* [Goal of the exercise]
Your task is to count the lines of the records that contain "icon". Answer with the number and nothing else.

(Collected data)
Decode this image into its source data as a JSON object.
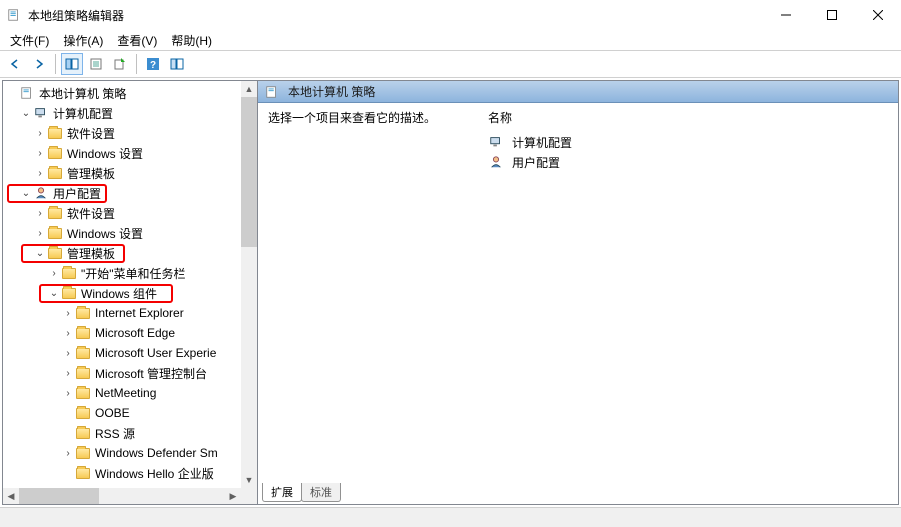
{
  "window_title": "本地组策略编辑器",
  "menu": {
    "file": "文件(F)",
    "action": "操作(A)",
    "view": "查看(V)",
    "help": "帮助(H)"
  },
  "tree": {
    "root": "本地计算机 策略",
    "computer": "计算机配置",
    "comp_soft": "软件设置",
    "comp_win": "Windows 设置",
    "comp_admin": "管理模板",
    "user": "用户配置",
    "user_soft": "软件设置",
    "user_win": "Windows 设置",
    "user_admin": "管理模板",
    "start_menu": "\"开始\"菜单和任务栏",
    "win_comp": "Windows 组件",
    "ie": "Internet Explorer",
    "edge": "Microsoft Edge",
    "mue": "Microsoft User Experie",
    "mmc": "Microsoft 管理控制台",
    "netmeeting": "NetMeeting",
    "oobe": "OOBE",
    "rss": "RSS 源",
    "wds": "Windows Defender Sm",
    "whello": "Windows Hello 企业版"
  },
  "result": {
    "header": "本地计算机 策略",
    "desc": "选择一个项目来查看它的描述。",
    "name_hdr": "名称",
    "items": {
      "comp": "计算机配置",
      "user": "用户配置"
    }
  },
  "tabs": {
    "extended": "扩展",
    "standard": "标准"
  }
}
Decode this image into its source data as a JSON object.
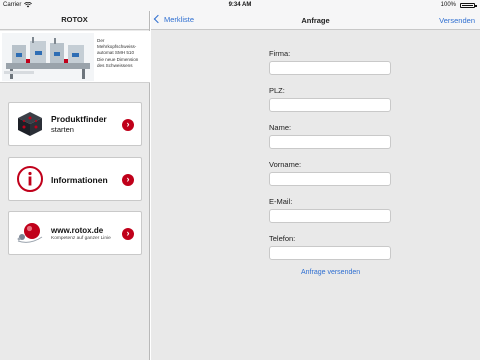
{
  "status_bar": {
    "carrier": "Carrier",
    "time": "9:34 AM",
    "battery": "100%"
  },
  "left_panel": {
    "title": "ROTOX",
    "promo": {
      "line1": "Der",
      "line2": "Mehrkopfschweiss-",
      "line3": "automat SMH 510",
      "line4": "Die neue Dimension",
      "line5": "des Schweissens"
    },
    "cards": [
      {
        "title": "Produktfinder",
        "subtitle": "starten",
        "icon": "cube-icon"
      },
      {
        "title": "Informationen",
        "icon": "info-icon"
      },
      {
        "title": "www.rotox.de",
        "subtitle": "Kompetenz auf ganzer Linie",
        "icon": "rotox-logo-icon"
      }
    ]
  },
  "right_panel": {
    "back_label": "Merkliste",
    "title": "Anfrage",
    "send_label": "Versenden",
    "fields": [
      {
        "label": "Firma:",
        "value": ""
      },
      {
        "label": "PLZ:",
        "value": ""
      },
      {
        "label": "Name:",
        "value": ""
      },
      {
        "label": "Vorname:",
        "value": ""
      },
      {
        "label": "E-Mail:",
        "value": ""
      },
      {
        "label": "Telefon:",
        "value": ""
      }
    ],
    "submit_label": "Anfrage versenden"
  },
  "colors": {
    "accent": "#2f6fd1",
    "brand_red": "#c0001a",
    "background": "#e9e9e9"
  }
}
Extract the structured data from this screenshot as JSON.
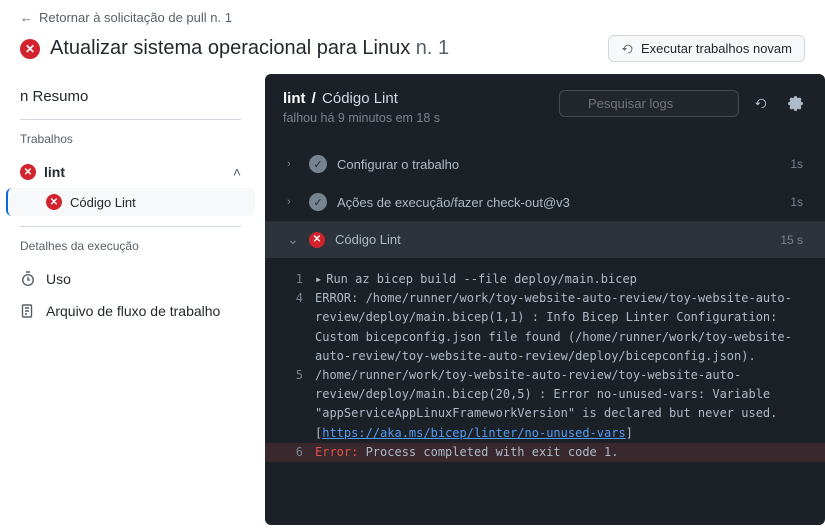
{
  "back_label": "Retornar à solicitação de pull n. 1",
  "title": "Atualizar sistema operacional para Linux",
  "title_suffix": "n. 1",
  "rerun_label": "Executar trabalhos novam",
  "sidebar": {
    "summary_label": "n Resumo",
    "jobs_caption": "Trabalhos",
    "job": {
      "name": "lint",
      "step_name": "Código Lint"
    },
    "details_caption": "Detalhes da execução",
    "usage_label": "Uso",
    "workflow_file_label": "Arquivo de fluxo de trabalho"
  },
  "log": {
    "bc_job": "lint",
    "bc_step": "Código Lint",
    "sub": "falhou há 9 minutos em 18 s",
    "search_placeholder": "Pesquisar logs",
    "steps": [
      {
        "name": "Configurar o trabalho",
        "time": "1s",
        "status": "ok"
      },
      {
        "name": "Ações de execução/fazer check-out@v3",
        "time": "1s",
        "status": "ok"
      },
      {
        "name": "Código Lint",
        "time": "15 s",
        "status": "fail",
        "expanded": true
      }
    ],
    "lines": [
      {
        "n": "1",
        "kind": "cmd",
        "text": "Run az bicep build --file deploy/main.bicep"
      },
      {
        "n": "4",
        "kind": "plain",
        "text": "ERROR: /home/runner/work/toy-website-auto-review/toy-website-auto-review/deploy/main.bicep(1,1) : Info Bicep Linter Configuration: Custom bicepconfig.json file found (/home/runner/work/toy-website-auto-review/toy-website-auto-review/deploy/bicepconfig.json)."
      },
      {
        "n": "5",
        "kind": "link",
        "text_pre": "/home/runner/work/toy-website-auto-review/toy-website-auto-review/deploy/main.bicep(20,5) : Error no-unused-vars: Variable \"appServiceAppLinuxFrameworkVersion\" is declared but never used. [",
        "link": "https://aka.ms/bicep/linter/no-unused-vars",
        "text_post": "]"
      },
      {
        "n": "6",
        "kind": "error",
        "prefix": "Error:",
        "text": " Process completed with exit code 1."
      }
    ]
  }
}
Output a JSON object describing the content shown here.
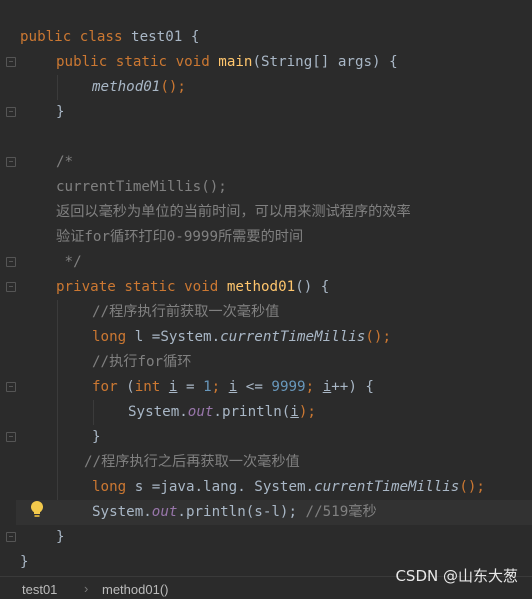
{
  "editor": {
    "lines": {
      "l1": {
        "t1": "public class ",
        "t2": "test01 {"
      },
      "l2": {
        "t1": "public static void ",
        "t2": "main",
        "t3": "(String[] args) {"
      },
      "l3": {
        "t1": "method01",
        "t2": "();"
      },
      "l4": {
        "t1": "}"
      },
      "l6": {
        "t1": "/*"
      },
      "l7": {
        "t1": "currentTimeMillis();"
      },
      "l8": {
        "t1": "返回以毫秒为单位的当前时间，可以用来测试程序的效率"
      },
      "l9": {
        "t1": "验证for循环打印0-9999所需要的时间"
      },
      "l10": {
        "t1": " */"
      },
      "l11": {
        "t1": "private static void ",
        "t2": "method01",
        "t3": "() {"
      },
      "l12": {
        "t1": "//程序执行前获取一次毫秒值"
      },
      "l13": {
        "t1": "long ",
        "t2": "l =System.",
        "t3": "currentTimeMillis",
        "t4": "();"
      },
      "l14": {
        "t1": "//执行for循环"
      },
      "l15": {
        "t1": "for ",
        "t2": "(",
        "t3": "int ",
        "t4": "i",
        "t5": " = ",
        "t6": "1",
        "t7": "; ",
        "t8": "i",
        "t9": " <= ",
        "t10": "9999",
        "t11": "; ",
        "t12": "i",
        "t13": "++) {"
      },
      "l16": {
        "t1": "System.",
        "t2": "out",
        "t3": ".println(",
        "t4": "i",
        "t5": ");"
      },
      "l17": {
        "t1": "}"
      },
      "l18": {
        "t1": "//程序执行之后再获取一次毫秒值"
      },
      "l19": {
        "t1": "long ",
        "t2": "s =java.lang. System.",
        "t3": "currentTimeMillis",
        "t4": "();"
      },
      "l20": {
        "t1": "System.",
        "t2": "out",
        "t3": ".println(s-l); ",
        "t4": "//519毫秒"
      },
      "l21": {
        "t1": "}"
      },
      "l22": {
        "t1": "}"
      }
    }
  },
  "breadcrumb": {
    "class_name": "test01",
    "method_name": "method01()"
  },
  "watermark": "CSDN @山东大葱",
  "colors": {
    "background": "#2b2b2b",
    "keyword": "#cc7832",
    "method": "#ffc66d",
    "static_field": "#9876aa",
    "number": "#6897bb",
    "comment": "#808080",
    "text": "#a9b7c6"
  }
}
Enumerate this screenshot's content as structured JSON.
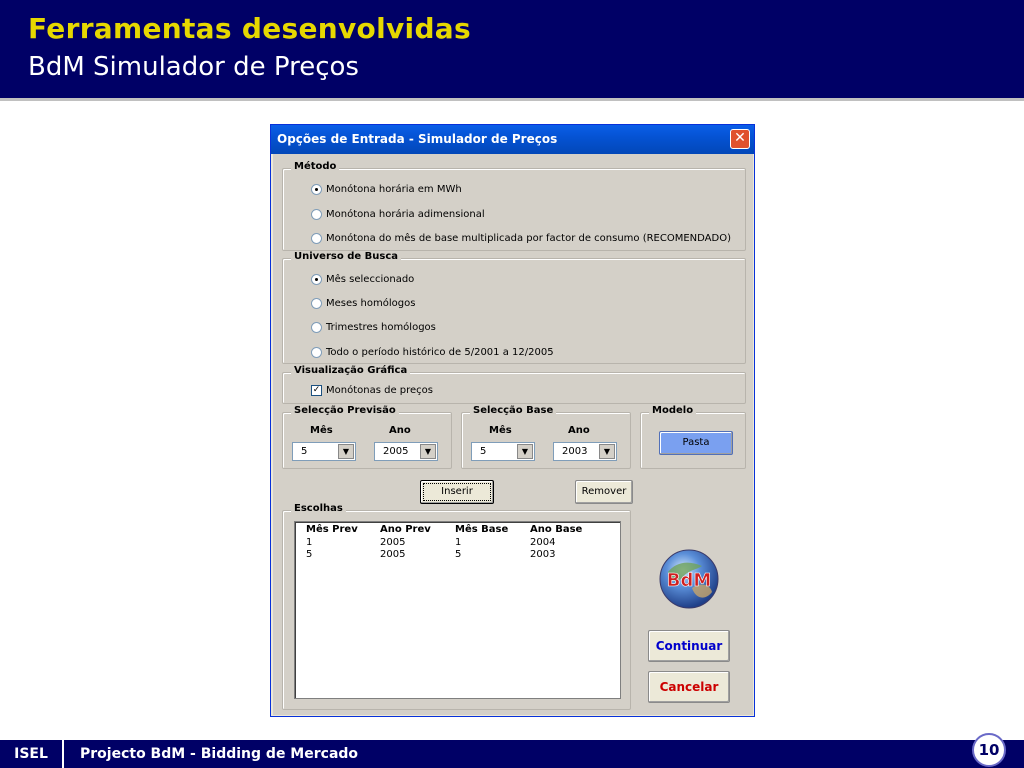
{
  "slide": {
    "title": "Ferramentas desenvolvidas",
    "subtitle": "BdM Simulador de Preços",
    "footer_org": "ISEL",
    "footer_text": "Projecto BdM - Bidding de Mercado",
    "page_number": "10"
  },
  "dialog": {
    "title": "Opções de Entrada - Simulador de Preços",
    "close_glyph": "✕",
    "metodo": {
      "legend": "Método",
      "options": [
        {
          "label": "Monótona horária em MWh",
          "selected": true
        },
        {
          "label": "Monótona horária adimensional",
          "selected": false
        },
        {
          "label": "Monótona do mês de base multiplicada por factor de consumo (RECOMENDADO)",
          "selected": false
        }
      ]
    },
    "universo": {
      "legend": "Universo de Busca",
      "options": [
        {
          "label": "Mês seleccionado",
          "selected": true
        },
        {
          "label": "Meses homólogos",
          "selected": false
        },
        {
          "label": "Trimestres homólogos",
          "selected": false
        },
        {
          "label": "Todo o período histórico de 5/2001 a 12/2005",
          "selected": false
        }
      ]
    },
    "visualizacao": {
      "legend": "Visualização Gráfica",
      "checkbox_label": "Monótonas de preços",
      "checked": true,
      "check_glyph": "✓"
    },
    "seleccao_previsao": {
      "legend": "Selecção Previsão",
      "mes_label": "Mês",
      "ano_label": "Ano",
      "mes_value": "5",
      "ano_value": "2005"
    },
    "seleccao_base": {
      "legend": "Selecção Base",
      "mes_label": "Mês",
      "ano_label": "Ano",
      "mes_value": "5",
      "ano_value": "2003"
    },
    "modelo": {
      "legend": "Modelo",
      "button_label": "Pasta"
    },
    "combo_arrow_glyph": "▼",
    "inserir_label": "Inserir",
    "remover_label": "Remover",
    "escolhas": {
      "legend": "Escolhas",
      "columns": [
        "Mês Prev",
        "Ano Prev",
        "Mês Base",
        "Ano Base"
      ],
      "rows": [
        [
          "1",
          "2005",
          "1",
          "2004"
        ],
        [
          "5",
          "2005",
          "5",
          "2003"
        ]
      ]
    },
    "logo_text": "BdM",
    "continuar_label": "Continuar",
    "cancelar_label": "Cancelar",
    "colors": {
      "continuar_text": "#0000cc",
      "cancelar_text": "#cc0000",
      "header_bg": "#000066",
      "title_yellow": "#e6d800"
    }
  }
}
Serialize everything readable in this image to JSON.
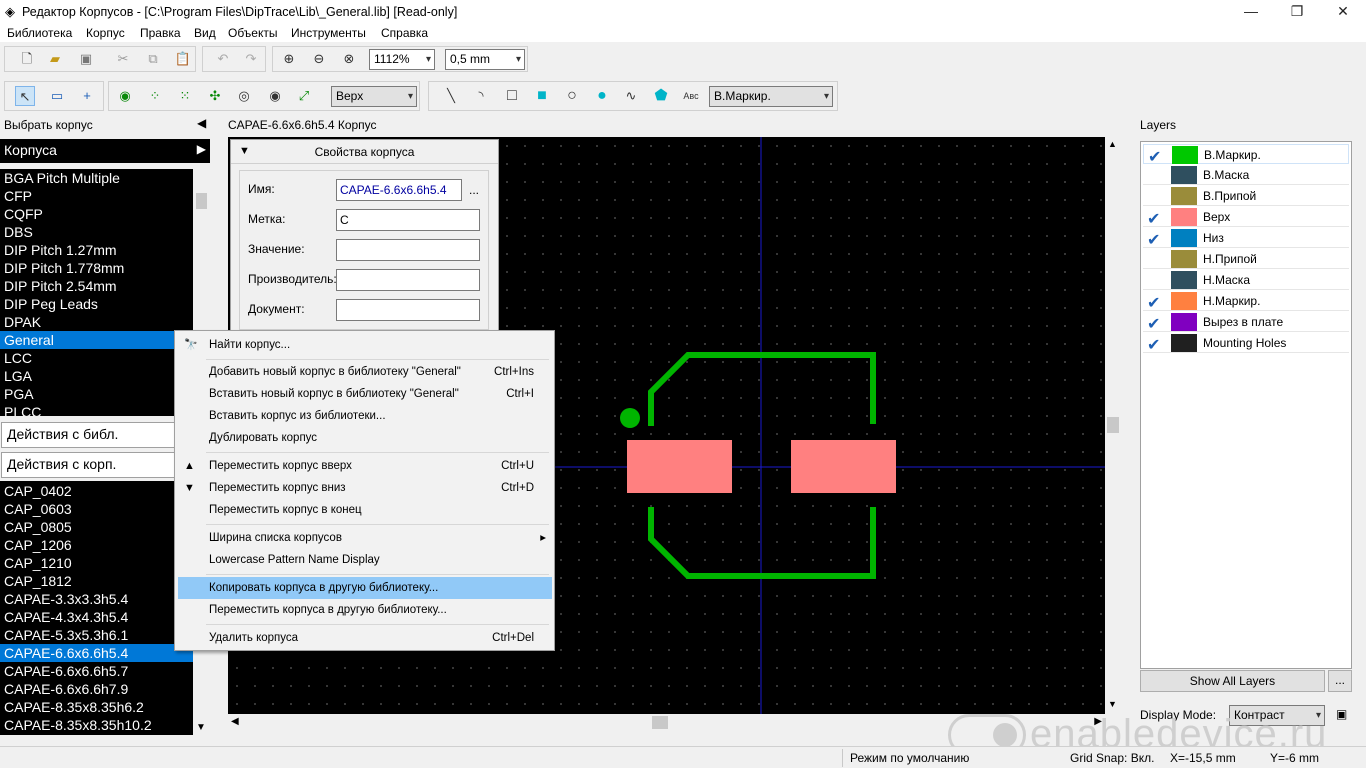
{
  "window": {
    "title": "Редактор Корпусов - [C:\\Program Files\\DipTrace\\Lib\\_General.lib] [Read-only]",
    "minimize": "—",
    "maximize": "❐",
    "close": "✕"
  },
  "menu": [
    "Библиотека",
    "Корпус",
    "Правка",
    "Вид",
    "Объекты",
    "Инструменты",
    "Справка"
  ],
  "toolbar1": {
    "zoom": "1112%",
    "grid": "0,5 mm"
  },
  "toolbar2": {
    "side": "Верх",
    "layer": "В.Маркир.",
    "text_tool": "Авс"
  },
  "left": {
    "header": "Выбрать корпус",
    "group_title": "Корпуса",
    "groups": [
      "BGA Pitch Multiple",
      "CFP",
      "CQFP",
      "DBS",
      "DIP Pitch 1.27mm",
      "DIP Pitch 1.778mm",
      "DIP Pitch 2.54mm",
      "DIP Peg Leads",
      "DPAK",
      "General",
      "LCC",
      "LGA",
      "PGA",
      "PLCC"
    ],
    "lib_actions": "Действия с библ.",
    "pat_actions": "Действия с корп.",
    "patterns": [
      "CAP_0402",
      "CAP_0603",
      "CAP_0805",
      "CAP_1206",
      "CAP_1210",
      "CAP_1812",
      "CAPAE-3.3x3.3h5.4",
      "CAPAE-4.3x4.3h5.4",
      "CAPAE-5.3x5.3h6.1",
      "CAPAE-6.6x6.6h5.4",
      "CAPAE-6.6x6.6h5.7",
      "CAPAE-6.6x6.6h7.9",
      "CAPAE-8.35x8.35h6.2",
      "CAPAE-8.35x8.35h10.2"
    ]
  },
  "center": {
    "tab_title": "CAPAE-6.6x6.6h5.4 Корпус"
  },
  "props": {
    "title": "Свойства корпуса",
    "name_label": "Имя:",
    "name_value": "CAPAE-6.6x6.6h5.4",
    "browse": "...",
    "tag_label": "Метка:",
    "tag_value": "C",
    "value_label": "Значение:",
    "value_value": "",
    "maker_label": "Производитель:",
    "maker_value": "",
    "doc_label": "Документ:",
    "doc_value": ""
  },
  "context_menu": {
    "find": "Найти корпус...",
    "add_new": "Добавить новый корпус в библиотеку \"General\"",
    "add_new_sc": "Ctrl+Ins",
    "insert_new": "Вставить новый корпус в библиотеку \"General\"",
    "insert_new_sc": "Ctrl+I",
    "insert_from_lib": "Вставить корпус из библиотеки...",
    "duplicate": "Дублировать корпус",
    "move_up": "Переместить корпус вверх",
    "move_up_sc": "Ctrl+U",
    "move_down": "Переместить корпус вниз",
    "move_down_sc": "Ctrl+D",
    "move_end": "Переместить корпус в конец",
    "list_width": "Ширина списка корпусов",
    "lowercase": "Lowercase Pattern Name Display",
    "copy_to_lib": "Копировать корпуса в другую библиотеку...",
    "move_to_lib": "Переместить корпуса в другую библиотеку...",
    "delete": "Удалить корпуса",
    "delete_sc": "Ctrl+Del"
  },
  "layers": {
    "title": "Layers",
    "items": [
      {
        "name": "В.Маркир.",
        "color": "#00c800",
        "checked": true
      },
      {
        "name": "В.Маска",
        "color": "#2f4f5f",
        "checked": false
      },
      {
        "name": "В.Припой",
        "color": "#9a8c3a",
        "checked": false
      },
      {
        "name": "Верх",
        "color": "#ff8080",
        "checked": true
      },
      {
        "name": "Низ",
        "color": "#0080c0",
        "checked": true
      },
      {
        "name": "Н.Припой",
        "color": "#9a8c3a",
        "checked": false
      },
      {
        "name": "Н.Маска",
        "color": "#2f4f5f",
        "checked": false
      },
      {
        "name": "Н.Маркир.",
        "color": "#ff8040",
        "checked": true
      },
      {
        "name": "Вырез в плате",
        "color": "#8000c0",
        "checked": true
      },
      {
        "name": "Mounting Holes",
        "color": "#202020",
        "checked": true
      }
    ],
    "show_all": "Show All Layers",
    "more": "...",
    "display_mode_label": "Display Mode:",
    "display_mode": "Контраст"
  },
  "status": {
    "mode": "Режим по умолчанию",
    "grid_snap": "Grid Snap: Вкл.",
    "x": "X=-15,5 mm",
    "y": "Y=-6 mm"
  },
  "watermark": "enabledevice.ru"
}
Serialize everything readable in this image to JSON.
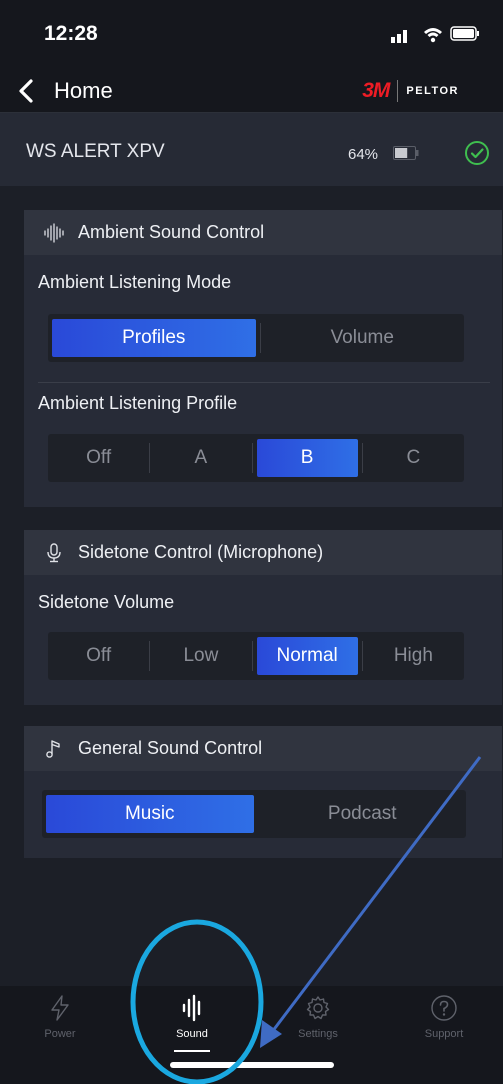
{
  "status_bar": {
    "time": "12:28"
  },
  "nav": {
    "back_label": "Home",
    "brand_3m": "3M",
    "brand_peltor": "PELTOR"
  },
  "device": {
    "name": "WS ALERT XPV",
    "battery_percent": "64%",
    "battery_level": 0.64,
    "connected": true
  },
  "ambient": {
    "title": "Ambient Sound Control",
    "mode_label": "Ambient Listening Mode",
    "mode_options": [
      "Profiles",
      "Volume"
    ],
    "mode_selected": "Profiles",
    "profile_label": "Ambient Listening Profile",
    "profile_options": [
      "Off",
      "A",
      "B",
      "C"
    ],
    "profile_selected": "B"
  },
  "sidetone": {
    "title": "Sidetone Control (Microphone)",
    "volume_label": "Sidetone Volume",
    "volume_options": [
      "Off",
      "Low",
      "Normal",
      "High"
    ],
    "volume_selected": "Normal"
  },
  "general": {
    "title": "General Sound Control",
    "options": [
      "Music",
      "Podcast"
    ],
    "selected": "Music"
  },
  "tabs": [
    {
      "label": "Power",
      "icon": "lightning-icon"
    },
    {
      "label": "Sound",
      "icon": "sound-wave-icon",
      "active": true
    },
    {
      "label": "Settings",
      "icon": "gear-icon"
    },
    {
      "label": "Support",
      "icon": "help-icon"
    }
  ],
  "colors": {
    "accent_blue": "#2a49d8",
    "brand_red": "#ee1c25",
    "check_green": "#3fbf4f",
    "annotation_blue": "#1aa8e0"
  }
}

* [Finished task]
7